For the past five years, Anupriya Patel has been the face of the Apna Dal, founded by her late father and headed by her mother. Now her mother, so far overshadowed, has asserted herself by clipping Anupriya’s wings and elevating another daughter, Pallavi.
Krishna has called Anupriya incapable and indisciplined, removed her as general secretary and made Pallavi vice president. Anupriya has questioned Krishna’s authority to do that. On November 4, the party’s foundation day, the two sisters will hold separate rallies — Anupriya in Allahabad, Pallavi in Varanasi along with her mother.
The Apna Dal, by Krishna’s own description, is at a crossroads.
Her attempts at asserting herself come when Anupriya’s public image has been boosted by its alliance with the BJP and then the NDA’s Lok Sabha victory. Party sources say Krishna had been cultivating a group of loyalists but Anupriya expelled or suspended them one by one.
Krishna Patel, 58
Krishna had lost assembly polls in 2002 (Akbarpur) and 2007 (Rajpur). Anupriya, who entered politics only in 2009, won from Rohaniya in 2012. And after Anupriya became Mirzapur MP, Krishna lost the Rohaniya bypoll.
“Anupriya didn’t win on her own,” says her mother. “She had the entire party behind her.”
A BA student when she married Sone Lal Patel in 1977, Krishna has four daughters, the eldest being Parul, 35, a software engineer, and the youngest, Aman, 26, a student. Pallavi, 34, who once worked as a research scientist, is a year elder to Anupriya. Parul and Anupriya are married.
Sone Lal died in an accident in 2009. Krishna looks after his colleges and business interests, as well as the party organisation in various districts. Though she became the party president, it was Anupriya who the Apna Dal came to be identified with, thanks to her frequent appearances on television.
“It is not that Anupriya isn’t trying, it is just that she isn’t capable of managing things. She is just a child, and doesn’t have the abilities of her father. This has been so since the day she was born,” she says. “She should learn from Gopinath Munde’s daughters who are working so wonderfully.”
About elevating Pallavi, she says, “She will only strengthen the party. Anupriya has been misled and can’t distinguish between good and bad anymore… though I don’t know who these people misleading her are.”
Anupriya Patel, 33
By her own admission, she was an introvert until October 26, 2009, when she spoke at a ceremony in Lucknow in memory of her father. Her speech impressed party workers, who made her general secretary. “I had one friend in school and made one more in college. They are still my only friends,” she says.
Schooled in Kanpur, she went on to Lady Shri Ram College in Delhi, made an unsuccessful attempt at the civil services, then did a masters in psychology from Amity University and an MBA from Kanpur University. She was managing her father’s school when he died, thrusting her into politics. It was 12 days after her wedding.
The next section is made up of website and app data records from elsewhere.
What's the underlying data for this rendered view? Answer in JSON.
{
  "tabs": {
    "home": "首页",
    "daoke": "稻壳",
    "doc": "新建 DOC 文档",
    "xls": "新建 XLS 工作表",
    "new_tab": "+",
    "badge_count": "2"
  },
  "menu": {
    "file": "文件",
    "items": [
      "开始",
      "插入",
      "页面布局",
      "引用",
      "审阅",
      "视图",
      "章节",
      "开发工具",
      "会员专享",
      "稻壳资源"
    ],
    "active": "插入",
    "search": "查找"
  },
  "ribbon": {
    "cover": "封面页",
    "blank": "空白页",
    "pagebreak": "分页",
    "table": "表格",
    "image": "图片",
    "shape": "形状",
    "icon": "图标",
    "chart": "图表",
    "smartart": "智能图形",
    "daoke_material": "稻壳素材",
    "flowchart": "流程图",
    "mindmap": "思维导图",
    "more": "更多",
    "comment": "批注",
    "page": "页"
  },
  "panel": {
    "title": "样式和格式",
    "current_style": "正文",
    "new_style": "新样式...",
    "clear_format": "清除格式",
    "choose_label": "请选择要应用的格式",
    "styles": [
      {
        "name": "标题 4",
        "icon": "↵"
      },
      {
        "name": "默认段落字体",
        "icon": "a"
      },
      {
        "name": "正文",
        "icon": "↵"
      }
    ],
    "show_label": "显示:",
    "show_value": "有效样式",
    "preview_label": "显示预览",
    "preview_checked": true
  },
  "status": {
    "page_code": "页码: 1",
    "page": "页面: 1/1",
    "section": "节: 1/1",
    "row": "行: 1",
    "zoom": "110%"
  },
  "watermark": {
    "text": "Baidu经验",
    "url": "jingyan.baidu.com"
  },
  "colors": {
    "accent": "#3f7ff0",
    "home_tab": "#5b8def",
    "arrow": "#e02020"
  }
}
She accuses other parties of trying to break the Apna Dal. “Had my mother been a mature politician, she wouldn’t have been influenced by these elements. But she is a simple person, she isn’t a shrewd politician… Pallavi is my sister but it is not the right time for the party to have another member from the family in the organisation. This will send a message that only the family is being promoted.”
Pallavi Patel, 34
She says she has been contributing to the party from “behind the scenes” and felt the time had come to move up a step now that Anupriya has so much on her hands. A postgraduate in biotechnology, she did research at IIT Kanpur for two years, went on to Dr Reddy’s laboratory in Hyderabad as a junior scientist researching anti-cancer drugs, then returned home in 2009.
She was preparing to go to University of Bedfordshire for an MBA course when her father died. For five years, she has been looking after her father’s business, with eldest sister Parul helping her. “It was like I was part of the party but always behind the curtain. Now I’ll use a scientist’s analytical approach with the party,” she says.
“Anupriya is an MP now and cannot give as much time time to the party and strategy making as she did earlier,” she says.
“I don’t know why she is opposing my elevation. After father died, my mother always gave the opportunities to Anupriya. I think it was the right thing to do and Anupriya has added value to the party. But now we need to have more hands on deck.”